[The task] Restate each entry word for word, leaving nothing out.
»»
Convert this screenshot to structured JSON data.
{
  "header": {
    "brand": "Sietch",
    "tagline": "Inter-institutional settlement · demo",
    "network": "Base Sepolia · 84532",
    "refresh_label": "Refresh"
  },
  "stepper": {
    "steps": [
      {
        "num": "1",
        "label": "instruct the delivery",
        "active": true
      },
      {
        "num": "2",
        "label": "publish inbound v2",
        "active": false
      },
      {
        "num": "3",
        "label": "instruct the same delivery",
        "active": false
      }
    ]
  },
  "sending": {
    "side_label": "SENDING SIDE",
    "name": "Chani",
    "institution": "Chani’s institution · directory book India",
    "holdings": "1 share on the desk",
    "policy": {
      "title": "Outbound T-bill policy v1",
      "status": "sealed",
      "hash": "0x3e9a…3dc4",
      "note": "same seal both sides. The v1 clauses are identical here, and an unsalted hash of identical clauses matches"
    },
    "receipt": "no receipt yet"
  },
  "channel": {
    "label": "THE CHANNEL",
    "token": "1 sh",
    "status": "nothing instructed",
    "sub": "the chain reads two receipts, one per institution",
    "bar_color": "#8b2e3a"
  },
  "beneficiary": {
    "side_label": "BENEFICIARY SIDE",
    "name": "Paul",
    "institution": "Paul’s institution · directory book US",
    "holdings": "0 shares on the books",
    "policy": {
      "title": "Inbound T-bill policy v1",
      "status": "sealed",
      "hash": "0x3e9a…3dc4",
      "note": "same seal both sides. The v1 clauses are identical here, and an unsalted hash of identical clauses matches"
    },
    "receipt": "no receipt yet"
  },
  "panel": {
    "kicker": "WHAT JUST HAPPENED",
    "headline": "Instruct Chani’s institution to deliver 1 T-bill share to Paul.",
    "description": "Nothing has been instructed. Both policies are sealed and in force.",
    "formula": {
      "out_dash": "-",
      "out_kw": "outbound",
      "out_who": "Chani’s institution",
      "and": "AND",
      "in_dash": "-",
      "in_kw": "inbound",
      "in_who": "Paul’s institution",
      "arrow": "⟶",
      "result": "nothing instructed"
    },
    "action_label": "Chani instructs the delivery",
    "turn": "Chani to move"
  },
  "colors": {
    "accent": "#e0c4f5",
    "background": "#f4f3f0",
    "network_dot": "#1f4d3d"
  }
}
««
[Completed task]
Convert this screenshot to structured JSON data.
{
  "header": {
    "brand": "Sietch",
    "tagline": "Inter-institutional settlement · demo",
    "network": "Base Sepolia · 84532",
    "refresh_label": "Refresh"
  },
  "stepper": {
    "steps": [
      {
        "num": "1",
        "label": "instruct the delivery",
        "active": true
      },
      {
        "num": "2",
        "label": "publish inbound v2",
        "active": false
      },
      {
        "num": "3",
        "label": "instruct the same delivery",
        "active": false
      }
    ]
  },
  "sending": {
    "side_label": "SENDING SIDE",
    "name": "Chani",
    "institution": "Chani’s institution · directory book India",
    "holdings": "1 share on the desk",
    "policy": {
      "title": "Outbound T-bill policy v1",
      "status": "sealed",
      "hash": "0x3e9a…3dc4",
      "note": "same seal both sides. The v1 clauses are identical here, and an unsalted hash of identical clauses matches"
    },
    "receipt": "no receipt yet"
  },
  "channel": {
    "label": "THE CHANNEL",
    "token": "1 sh",
    "status": "nothing instructed",
    "sub": "the chain reads two receipts, one per institution",
    "bar_color": "#8b2e3a"
  },
  "beneficiary": {
    "side_label": "BENEFICIARY SIDE",
    "name": "Paul",
    "institution": "Paul’s institution · directory book US",
    "holdings": "0 shares on the books",
    "policy": {
      "title": "Inbound T-bill policy v1",
      "status": "sealed",
      "hash": "0x3e9a…3dc4",
      "note": "same seal both sides. The v1 clauses are identical here, and an unsalted hash of identical clauses matches"
    },
    "receipt": "no receipt yet"
  },
  "panel": {
    "kicker": "WHAT JUST HAPPENED",
    "headline": "Instruct Chani’s institution to deliver 1 T-bill share to Paul.",
    "description": "Nothing has been instructed. Both policies are sealed and in force.",
    "formula": {
      "out_dash": "-",
      "out_kw": "outbound",
      "out_who": "Chani’s institution",
      "and": "AND",
      "in_dash": "-",
      "in_kw": "inbound",
      "in_who": "Paul’s institution",
      "arrow": "⟶",
      "result": "nothing instructed"
    },
    "action_label": "Chani instructs the delivery",
    "turn": "Chani to move"
  },
  "colors": {
    "accent": "#e0c4f5",
    "background": "#f4f3f0",
    "network_dot": "#1f4d3d"
  }
}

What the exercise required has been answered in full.